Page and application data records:
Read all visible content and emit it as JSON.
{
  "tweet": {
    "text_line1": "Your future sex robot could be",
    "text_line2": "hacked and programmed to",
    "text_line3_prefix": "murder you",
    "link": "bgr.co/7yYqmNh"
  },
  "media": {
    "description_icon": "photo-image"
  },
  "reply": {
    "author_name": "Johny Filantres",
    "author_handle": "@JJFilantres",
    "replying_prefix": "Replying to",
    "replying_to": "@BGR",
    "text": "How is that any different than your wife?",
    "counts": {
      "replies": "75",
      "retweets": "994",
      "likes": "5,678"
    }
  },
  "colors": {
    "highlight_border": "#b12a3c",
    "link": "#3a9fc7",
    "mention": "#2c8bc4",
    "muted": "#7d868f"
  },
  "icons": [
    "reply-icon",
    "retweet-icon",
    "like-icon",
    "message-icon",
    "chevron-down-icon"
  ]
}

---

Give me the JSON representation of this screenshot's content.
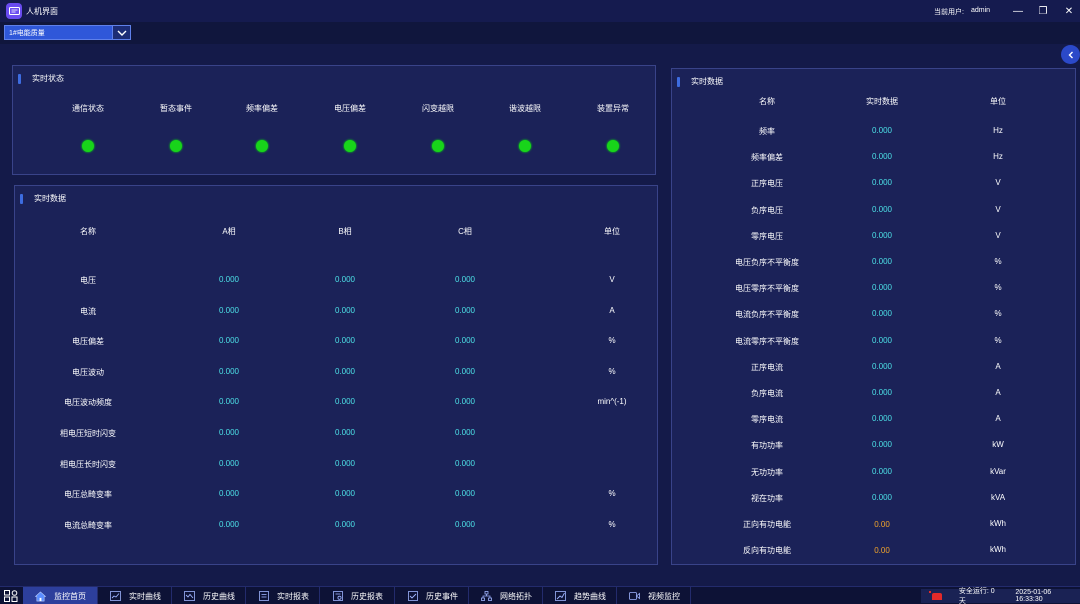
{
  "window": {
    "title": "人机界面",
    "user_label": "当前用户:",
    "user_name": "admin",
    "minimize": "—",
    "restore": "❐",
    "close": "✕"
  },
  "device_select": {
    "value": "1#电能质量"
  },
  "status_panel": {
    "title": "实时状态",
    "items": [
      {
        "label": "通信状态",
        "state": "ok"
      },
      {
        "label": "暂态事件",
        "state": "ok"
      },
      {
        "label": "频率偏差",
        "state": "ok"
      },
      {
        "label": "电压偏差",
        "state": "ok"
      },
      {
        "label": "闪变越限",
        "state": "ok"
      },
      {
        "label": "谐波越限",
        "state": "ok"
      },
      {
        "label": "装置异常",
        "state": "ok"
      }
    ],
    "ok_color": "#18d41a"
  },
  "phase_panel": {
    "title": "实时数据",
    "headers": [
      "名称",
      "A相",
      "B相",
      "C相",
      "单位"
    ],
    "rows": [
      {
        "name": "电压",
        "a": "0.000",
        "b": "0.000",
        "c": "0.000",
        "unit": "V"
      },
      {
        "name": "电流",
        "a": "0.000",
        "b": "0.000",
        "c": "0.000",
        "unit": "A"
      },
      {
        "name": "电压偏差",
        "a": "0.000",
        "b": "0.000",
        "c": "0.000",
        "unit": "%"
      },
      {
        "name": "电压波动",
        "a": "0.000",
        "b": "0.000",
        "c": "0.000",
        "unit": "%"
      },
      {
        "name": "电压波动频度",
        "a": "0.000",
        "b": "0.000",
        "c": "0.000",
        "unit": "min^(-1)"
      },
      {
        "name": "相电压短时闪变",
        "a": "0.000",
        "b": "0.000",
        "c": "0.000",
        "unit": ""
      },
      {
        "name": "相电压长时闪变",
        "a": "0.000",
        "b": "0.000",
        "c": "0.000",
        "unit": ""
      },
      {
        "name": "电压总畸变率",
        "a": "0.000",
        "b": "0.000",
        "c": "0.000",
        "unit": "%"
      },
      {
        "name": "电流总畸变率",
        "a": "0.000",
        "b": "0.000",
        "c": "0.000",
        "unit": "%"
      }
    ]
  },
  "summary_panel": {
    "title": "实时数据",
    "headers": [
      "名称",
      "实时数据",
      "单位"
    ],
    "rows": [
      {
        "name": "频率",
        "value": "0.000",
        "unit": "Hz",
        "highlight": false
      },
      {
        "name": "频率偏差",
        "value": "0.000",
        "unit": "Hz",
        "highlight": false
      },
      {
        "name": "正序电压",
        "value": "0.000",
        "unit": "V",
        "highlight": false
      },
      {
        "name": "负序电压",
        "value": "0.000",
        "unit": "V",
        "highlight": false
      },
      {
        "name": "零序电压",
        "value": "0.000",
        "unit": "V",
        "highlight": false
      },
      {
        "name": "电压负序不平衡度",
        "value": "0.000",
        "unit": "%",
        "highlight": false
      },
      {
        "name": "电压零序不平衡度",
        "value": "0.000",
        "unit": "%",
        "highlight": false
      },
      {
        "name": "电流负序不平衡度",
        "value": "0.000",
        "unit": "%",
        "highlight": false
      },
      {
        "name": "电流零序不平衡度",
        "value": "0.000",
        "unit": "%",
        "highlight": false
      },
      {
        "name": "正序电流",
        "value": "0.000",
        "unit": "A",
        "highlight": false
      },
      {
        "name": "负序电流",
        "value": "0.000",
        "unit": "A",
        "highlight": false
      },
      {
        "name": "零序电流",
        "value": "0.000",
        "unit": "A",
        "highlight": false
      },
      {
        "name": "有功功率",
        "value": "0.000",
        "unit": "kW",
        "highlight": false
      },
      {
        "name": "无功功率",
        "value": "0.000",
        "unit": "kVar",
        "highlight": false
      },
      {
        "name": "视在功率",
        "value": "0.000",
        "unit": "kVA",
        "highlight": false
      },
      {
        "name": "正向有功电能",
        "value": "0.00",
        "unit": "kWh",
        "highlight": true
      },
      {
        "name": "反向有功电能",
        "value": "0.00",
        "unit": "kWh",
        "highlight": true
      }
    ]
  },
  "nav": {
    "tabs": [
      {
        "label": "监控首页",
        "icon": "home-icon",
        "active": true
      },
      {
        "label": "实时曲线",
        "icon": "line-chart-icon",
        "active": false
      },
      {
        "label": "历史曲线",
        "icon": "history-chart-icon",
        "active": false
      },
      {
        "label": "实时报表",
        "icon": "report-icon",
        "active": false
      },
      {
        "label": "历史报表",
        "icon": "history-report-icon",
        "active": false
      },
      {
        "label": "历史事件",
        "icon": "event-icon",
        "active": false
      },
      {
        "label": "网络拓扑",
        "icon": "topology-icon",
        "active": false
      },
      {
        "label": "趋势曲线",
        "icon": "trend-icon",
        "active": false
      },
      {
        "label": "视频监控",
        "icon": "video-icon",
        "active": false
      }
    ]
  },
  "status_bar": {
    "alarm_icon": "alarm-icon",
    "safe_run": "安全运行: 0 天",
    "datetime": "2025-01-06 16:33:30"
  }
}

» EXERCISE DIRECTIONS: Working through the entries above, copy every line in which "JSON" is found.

» WORKED SOLUTION:
Read all visible content and emit it as JSON.
Give me the JSON representation of this screenshot's content.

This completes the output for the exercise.